* _Goal of the exercise_
Repeat every entry exactly. Do not include the pictures.

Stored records

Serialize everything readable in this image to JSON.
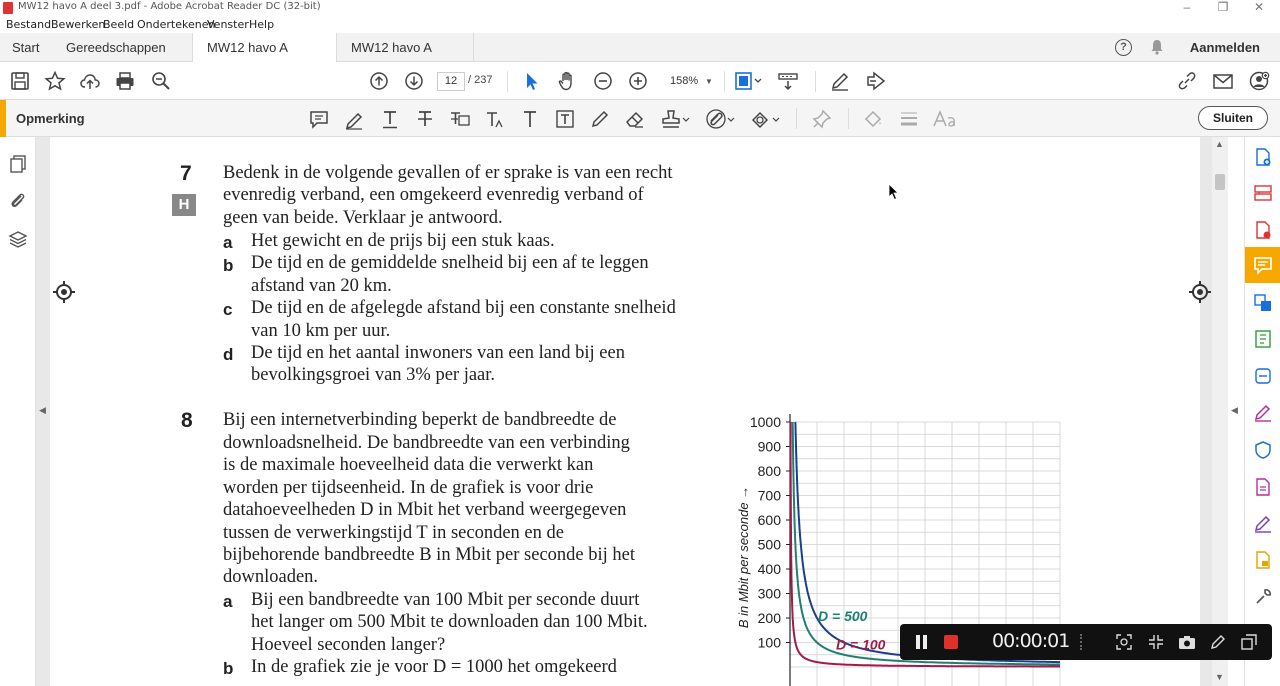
{
  "window": {
    "title": "MW12 havo A deel 3.pdf - Adobe Acrobat Reader DC (32-bit)"
  },
  "menu": [
    "Bestand",
    "Bewerken",
    "Beeld",
    "Ondertekenen",
    "Venster",
    "Help"
  ],
  "tabs": {
    "home": "Start",
    "tools": "Gereedschappen",
    "doc1": "MW12 havo A deel...",
    "doc1_close": "×",
    "doc2": "MW12 havo A deel..."
  },
  "header": {
    "signin": "Aanmelden",
    "help_glyph": "?"
  },
  "toolbar": {
    "page_current": "12",
    "page_total": "/ 237",
    "zoom": "158%"
  },
  "comment_toolbar": {
    "label": "Opmerking",
    "close": "Sluiten"
  },
  "document": {
    "q7": {
      "number": "7",
      "badge": "H",
      "lines": [
        "Bedenk in de volgende gevallen of er sprake is van een recht",
        "evenredig verband, een omgekeerd evenredig verband of",
        "geen van beide. Verklaar je antwoord."
      ],
      "items": [
        {
          "label": "a",
          "lines": [
            "Het gewicht en de prijs bij een stuk kaas."
          ]
        },
        {
          "label": "b",
          "lines": [
            "De tijd en de gemiddelde snelheid bij een af te leggen",
            "afstand van 20 km."
          ]
        },
        {
          "label": "c",
          "lines": [
            "De tijd en de afgelegde afstand bij een constante snelheid",
            "van 10 km per uur."
          ]
        },
        {
          "label": "d",
          "lines": [
            "De tijd en het aantal inwoners van een land bij een",
            "bevolkingsgroei van 3% per jaar."
          ]
        }
      ]
    },
    "q8": {
      "number": "8",
      "lines": [
        "Bij een internetverbinding beperkt de bandbreedte de",
        "downloadsnelheid. De bandbreedte van een verbinding",
        "is de maximale hoeveelheid data die verwerkt kan",
        "worden per tijdseenheid. In de grafiek is voor drie",
        "datahoeveelheden D in Mbit het verband weergegeven",
        "tussen de verwerkingstijd T in seconden en de",
        "bijbehorende bandbreedte B in Mbit per seconde bij het",
        "downloaden."
      ],
      "items": [
        {
          "label": "a",
          "lines": [
            "Bij een bandbreedte van 100 Mbit per seconde duurt",
            "het langer om 500 Mbit te downloaden dan 100 Mbit.",
            "Hoeveel seconden langer?"
          ]
        },
        {
          "label": "b",
          "lines": [
            "In de grafiek zie je voor D = 1000 het omgekeerd"
          ]
        }
      ]
    }
  },
  "chart_data": {
    "type": "line",
    "ylabel": "B in Mbit per seconde →",
    "y_ticks": [
      100,
      200,
      300,
      400,
      500,
      600,
      700,
      800,
      900,
      1000
    ],
    "ylim": [
      0,
      1000
    ],
    "xlim": [
      0,
      50
    ],
    "grid": true,
    "series": [
      {
        "name": "D = 100",
        "color": "#a31a4a",
        "values_rule": "B = 100 / T"
      },
      {
        "name": "D = 500",
        "color": "#1e8070",
        "values_rule": "B = 500 / T"
      },
      {
        "name": "",
        "color": "#1a3f8a",
        "values_rule": "B = 1000 / T"
      }
    ],
    "annotations": [
      "D = 500",
      "D = 100"
    ]
  },
  "recorder": {
    "time": "00:00:01"
  },
  "colors": {
    "accent": "#f5a800",
    "recorder_stop": "#e0302a",
    "link_blue": "#1a6fd8"
  }
}
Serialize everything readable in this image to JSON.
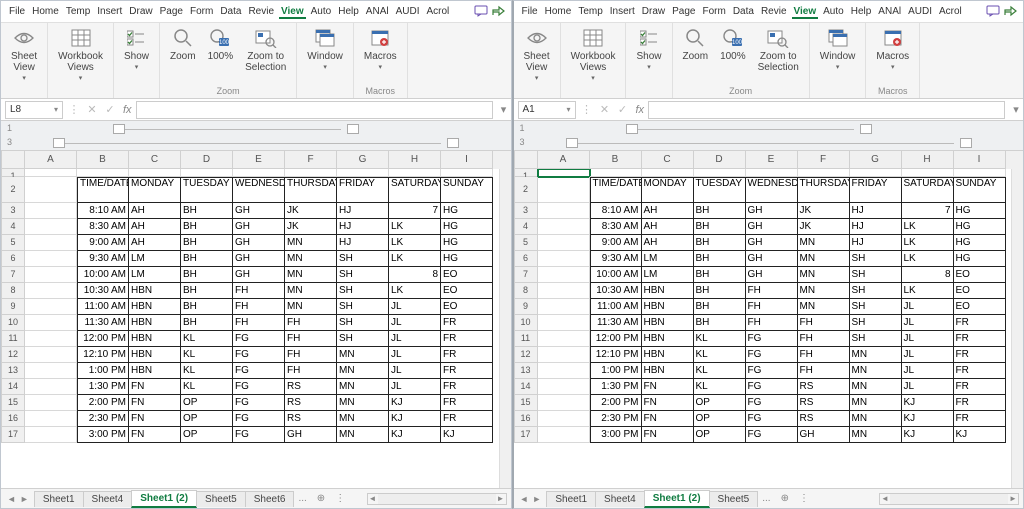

* _Solution for this task_
Serialize everything readable in this image to JSON.
{
  "window": {
    "title": "MW12 havo A deel 3.pdf - Adobe Acrobat Reader DC (32-bit)"
  },
  "menu": [
    "Bestand",
    "Bewerken",
    "Beeld",
    "Ondertekenen",
    "Venster",
    "Help"
  ],
  "tabs": {
    "home": "Start",
    "tools": "Gereedschappen",
    "doc1": "MW12 havo A deel...",
    "doc1_close": "×",
    "doc2": "MW12 havo A deel..."
  },
  "header": {
    "signin": "Aanmelden",
    "help_glyph": "?"
  },
  "toolbar": {
    "page_current": "12",
    "page_total": "/ 237",
    "zoom": "158%"
  },
  "comment_toolbar": {
    "label": "Opmerking",
    "close": "Sluiten"
  },
  "document": {
    "q7": {
      "number": "7",
      "badge": "H",
      "lines": [
        "Bedenk in de volgende gevallen of er sprake is van een recht",
        "evenredig verband, een omgekeerd evenredig verband of",
        "geen van beide. Verklaar je antwoord."
      ],
      "items": [
        {
          "label": "a",
          "lines": [
            "Het gewicht en de prijs bij een stuk kaas."
          ]
        },
        {
          "label": "b",
          "lines": [
            "De tijd en de gemiddelde snelheid bij een af te leggen",
            "afstand van 20 km."
          ]
        },
        {
          "label": "c",
          "lines": [
            "De tijd en de afgelegde afstand bij een constante snelheid",
            "van 10 km per uur."
          ]
        },
        {
          "label": "d",
          "lines": [
            "De tijd en het aantal inwoners van een land bij een",
            "bevolkingsgroei van 3% per jaar."
          ]
        }
      ]
    },
    "q8": {
      "number": "8",
      "lines": [
        "Bij een internetverbinding beperkt de bandbreedte de",
        "downloadsnelheid. De bandbreedte van een verbinding",
        "is de maximale hoeveelheid data die verwerkt kan",
        "worden per tijdseenheid. In de grafiek is voor drie",
        "datahoeveelheden D in Mbit het verband weergegeven",
        "tussen de verwerkingstijd T in seconden en de",
        "bijbehorende bandbreedte B in Mbit per seconde bij het",
        "downloaden."
      ],
      "items": [
        {
          "label": "a",
          "lines": [
            "Bij een bandbreedte van 100 Mbit per seconde duurt",
            "het langer om 500 Mbit te downloaden dan 100 Mbit.",
            "Hoeveel seconden langer?"
          ]
        },
        {
          "label": "b",
          "lines": [
            "In de grafiek zie je voor D = 1000 het omgekeerd"
          ]
        }
      ]
    }
  },
  "chart_data": {
    "type": "line",
    "ylabel": "B in Mbit per seconde →",
    "y_ticks": [
      100,
      200,
      300,
      400,
      500,
      600,
      700,
      800,
      900,
      1000
    ],
    "ylim": [
      0,
      1000
    ],
    "xlim": [
      0,
      50
    ],
    "grid": true,
    "series": [
      {
        "name": "D = 100",
        "color": "#a31a4a",
        "values_rule": "B = 100 / T"
      },
      {
        "name": "D = 500",
        "color": "#1e8070",
        "values_rule": "B = 500 / T"
      },
      {
        "name": "",
        "color": "#1a3f8a",
        "values_rule": "B = 1000 / T"
      }
    ],
    "annotations": [
      "D = 500",
      "D = 100"
    ]
  },
  "recorder": {
    "time": "00:00:01"
  },
  "colors": {
    "accent": "#f5a800",
    "recorder_stop": "#e0302a",
    "link_blue": "#1a6fd8"
  }
}
Serialize everything readable in this image to JSON.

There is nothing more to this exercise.